From information we found online, we dyed the yarn in patterns with a basic idea of what was going to happen on the socks. Stripes might translate to dots or stripes depending on their direction and thickness. Blocks of color on the block might make blocks of color on the sock, or they might make general ideas of color broken up and mixed with other colors in thin stripes. I like control over my projects a little too much to love this, but it was fun. My mom dyed two blanks, my husband dyed one trout inspired blank, above on the left, and I dyed one, begrudgingly. I felt stressed out about it all the way through, but I like the way it came out in the end.
All per instructions, after we dyed the yarn, we wrapped it up in plastic wrap,
and steamed the little yarn wraps to lock in dyes. The smell was not great, and the pots can never be used to cook food again, but we were able to pick up the pots for not much at the Salvation Army before hand.
Here is what a sock blank looks like in the process of knitting.
And before I get on to the result, here are some socks I made for my mom to give her on this trip. They were an atonement for us not going home for Thanksgiving, but also, they were super fun to make! They are the Kalajoki pattern (the Kalajoki is a river in Finland, and these definitely have a flowing vibe). They knit up very quickly and required enough attention to keep them interesting. I changed the pattern a little bit by using the yo-yo heel. Also I finally got to use this beautiful Trekking yarn that I had not been able to make work in other patterns.

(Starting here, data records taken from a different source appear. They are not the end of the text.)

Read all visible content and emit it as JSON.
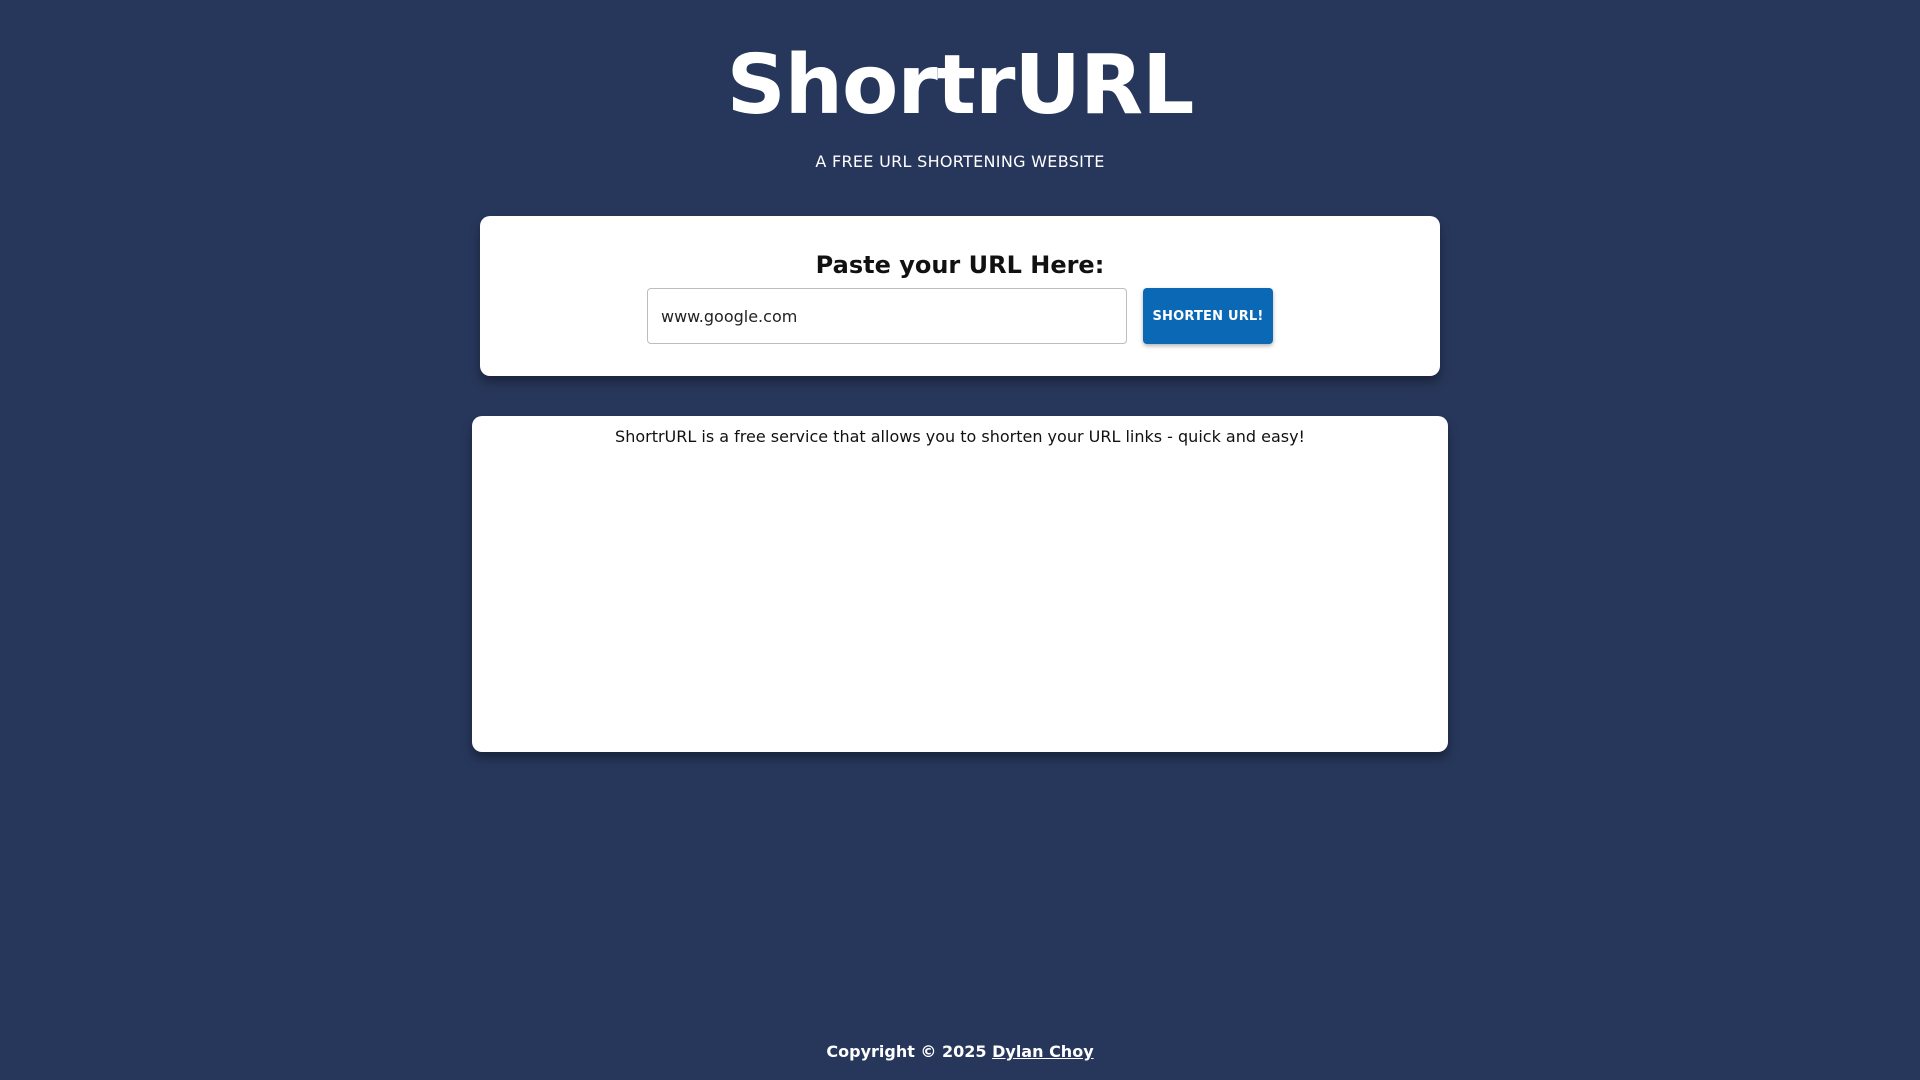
{
  "header": {
    "title": "ShortrURL",
    "subtitle": "A FREE URL SHORTENING WEBSITE"
  },
  "url_form": {
    "heading": "Paste your URL Here:",
    "input_value": "www.google.com",
    "button_label": "SHORTEN URL!"
  },
  "info": {
    "text": "ShortrURL is a free service that allows you to shorten your URL links - quick and easy!"
  },
  "footer": {
    "copyright": "Copyright © 2025",
    "author_link": "Dylan Choy"
  },
  "colors": {
    "background": "#27375b",
    "card": "#ffffff",
    "button": "#0b68b5"
  }
}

So, here are some hand dyed hand knit socks:
I went with the old reliable Skew pattern because I know it fits my mom's feet, and also I wasn't sure how the yarn was going to act. I think the nicest thing was the depth of the coloration of the yarn caused by the inconsistency of the dye application. There were some light spots, and some colors that weren't part of the original dye scheme, but came about through the dyes combining on the wool. I can certainly understand why, years ago, they were so thrilled to be able to get machine dyed, consistently colored yarns. Now we want to see the hands and the process. Especially in something you dyed yourself, it is fun to see the hands. I'm sure an experience dyer would not be as pleased, but thankfully my perfectionism doesn't extend that far.
I also did a pair for my dad! This is just my old reliable "man sock pattern" that I've been developing and feel pretty satisfied with. Finished just moments before mailing, they came out great! These were the result of long vertical stripes of dye. I'm dying them in the shot above on the right. Again, really pretty surprise colors showed up where the dyes overlapped. That overlapping happened because we didn't add vinegar to the dyes before we applied them. No regrets here on that front!
And the bonus project for this time around is a rather old one, but they came out great, so I'm sharing. I was planning to make 4, which, is just not going to happen for a while, so here they are, I'm calling the project finished. Here we have an example of inadvertent pooling that I've resolved to be okay with. I hope they have a festive vintage feel, cause that's what I was going for. They are 100% cotton, crocheted from a free Red Heart pattern.